The team then examined the sensory cues used by the shrew to catch prey. They then performed three-dimensional scans of a cricket and used the data obtained to make accurate plastic dummy crickets, which were presented to the shrews along with various control objects. About 40% of attacks were carried out on the stationary dummy crickets, ruling out motion as a cue for evoking attack, and showing that the shrews do not use olfactory cues for finding targets. The shrews did not discriminate between small or large targets.
By manipulating the shape of the dummy crickets, the experimenters showed that the shrews use shape as their primary cue. The addition of an extra head to the dummy had little effect on attack behaviour, but an additional pair of legs altered the shrews’ attacks dramatically. Rather than aiming for the thorax, as they would normally, the shrews targeted most of their attacks at the legs. This support the notion that shrews use their whiskers to extract a few key stimuli – jumping legs – during the recognition of objects as prey.
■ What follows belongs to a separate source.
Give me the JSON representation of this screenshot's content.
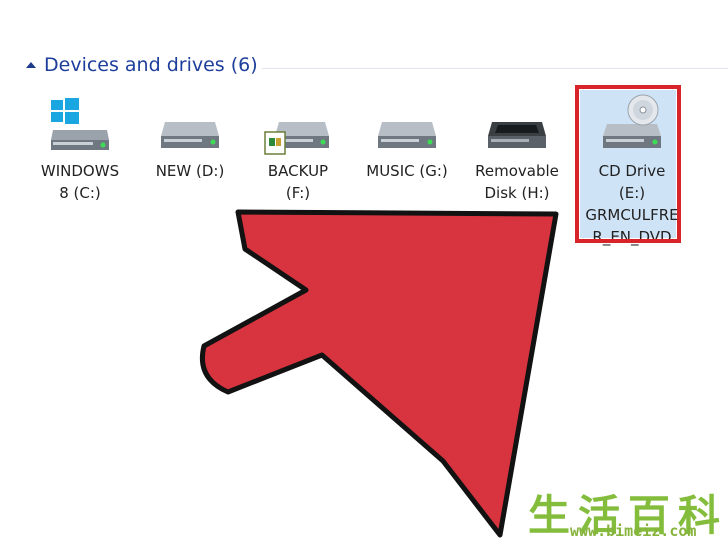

The extraction of an object’s key features is necessary because although the shrew can mount and complete an attack within 200 milliseconds, its whiskers can only perform about 20 movements per second. This places an upper limit on the number of tactil object representations that can be processed during an attack, and that limit is quite low. Thus the authors conclude that “shrew behavior is guided by Gestalt-like prey descriptions”.
‘Gestalt’ can be translated as shape, figure or form. The Gestalt theorists were the first psychologists to study the perceptual organization of objects. They found that the individual parts of an object have different characteristics to the object as a whole. The human brain can perceive the parts, but normally integrates them to produce a representation of the object as a whole. In some cases, only a few parts of an object are visible, and the brain ‘fills in’ the gaps to produce a representation of the object. (The image on the left, for example, is perceived by most as a square with a circle centred on each of its corners, even in the total absence of any of the lines of the square.)
This is what the shrew appears to do when finding prey, at least in the experimental set-up described in this paper. The shrew uses its whiskers to feel potential prey and, if it recognizes jumping legs, its brain fills in the missing parts, and produces a tactile representation of a cricket, which the shrew then proceeds to attack. Successful prey capture of course depends upon the shrew’s memories of previous tactile representations, without which prey could not be recognized. Evidently, shrews are also capable of abstract sensory representations of objects, a cognitive task that was previously thought to be restricted to primates.
Reference: Anjum, et al (2006). Tactile guidance of prey capture in Etruscan shrews. Proceedings of the National Academy of Sciences. 10.1073/pnas.0605573103